Tracking down project information is a nightmare. Searching endless folders on your hard drive or network, jumping between cloud services like Dropbox, Google Drive, OneDrive, Box or even worse, it’s on a flash drive in a drawer somewhere. Even when you do track down the data, there is no guarantee it’s the most current version. This struggle is what lead me to put together my Autodesk University industry talk Connect the Docs: BIM 360.
This session examines the benefits of the BIM 360 ecosystem and how it helps your architecture, engineering, and construction workflow. We’ll go over how to keep up-to-date on design development; detect clashes before they’re built; provide one location for all project documentation; manage project quality; do project layout from an iPad; and offer simple and effective punch lists for contractors.

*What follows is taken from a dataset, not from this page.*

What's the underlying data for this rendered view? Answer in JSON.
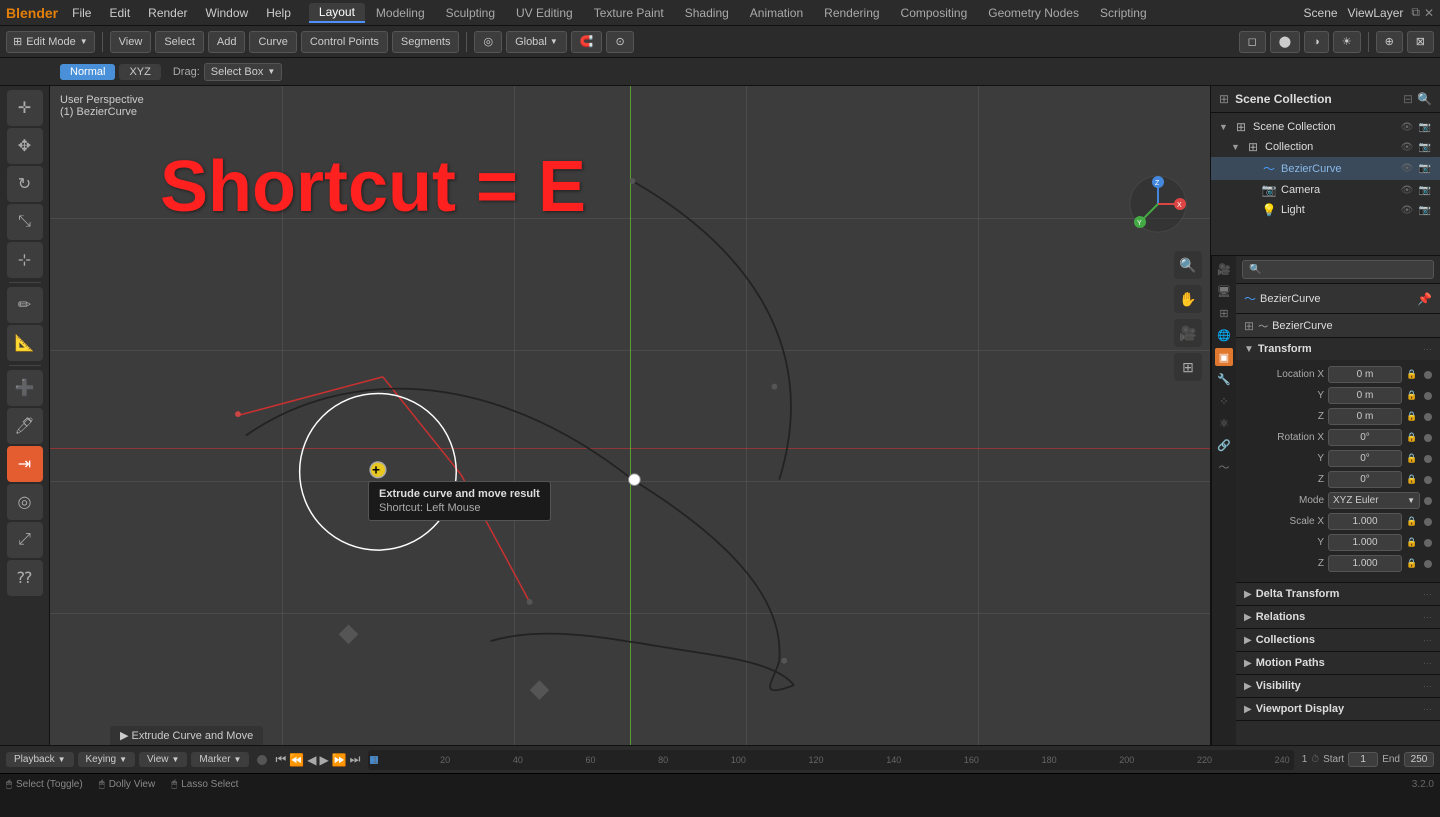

BIM 360 is Autodesk’s cloud and mobile platform for the architecture, engineering, and construction (AEC) Industry. The platform currently consists of 7 products that span from conceptual design to construction to commissioning and handover, and even extending into operations:
Because the BIM 360 platform is a cloud-based common data environment, you can exchange project data between products without cumbersome exports or time-consuming steps. You can even share this same data instantly across your team via a web browser or on mobile device in the field.

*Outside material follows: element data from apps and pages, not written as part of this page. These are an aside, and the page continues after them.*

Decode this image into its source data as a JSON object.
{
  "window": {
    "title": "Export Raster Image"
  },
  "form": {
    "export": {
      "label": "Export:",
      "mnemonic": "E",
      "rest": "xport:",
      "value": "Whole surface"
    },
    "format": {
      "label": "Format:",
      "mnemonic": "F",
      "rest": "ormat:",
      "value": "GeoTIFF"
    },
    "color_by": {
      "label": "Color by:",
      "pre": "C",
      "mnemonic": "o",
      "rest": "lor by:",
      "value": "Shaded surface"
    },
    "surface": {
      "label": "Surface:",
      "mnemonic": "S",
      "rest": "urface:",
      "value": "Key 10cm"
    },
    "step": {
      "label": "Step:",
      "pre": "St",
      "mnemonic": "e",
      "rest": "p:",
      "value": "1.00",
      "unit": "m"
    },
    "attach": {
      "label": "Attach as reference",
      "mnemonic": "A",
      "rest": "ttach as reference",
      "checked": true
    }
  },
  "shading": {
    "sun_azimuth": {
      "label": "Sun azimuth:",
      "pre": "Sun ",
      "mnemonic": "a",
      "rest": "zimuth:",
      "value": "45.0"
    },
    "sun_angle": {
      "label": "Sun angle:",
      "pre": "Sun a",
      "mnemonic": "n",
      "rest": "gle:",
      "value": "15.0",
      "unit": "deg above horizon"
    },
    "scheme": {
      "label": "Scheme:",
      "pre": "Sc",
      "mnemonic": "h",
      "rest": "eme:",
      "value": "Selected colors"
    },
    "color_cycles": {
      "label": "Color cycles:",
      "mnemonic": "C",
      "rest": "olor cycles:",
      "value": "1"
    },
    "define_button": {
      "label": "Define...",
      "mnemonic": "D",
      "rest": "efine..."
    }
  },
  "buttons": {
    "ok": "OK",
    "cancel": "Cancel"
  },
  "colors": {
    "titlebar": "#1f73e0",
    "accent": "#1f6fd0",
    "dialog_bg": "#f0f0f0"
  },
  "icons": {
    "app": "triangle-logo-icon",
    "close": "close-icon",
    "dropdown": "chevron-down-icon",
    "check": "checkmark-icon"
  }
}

While there are seven offerings in the platform, it doesn’t mean that you need to be using all of them, as they each have their own place within the AEC project lifecycle.
Design collaboration with BIM 360
Take a product like BIM 360 Team, that is purpose-built to alleviate many common issues associated with collaboration and document management in the design phase. This is done by keeping all project data in one location, and allowing anytime, anywhere, access through its cloud database. You can view, share, and markup over 50 2D and 3D design file types right in your browser.
Another feature is the ability for those on the team that aren’t Revit savvy to view and interact with Revit files in the 3D viewer. These interactions can include markups and notes, and are all captured and tracked within the project history, easily accessed from your mobile device.
Of course, there is more to BIM 360 Team as a standalone product than just these few things, but it is also the backbone and central repository for Autodesk’s cloud-based Revit model co-authoring service Collaboration for Revit, affectionately known as “C4R”.
While Collaboration for Revit is not a BIM 360 product, it’s worth mentioning because of its relationship to BIM 360 Team. C4R allows design teams that work in different offices, or different firms to work together on a common Revit project. With it being a cloud-based solution it removes costly IT hardware and setup allowing design teams to get right to work, while taking advantage of all the benefits of its BIM 360 Team backbone.
Extending documentation into the field
Another interesting product that works with a BIM 360 sidekick is BIM 360 Layout. This solution helps to modernize and digitize the field layout process by extending the benefits of BIM 360 Glue. Layout is a free iPad app for BIM 360 Glue subscribers that allows you to take layout points from your model into the field via Glue, where you can use that same iPad to control a robotic total station to execute the field layout process. But it doesn’t stop there! We can also use the Layout app for QA/QC to verify job site locations, or to collect as-built data.
If what you have read so far has piqued your interest, there is still time to register for this year’s Autodesk University in Las Vegas.
You can sign up for my session Connect the Docs: BIM 360 – AS122439 on Wednesday, Nov 15, 1:00 PM–2:00 PM.
See you at AU!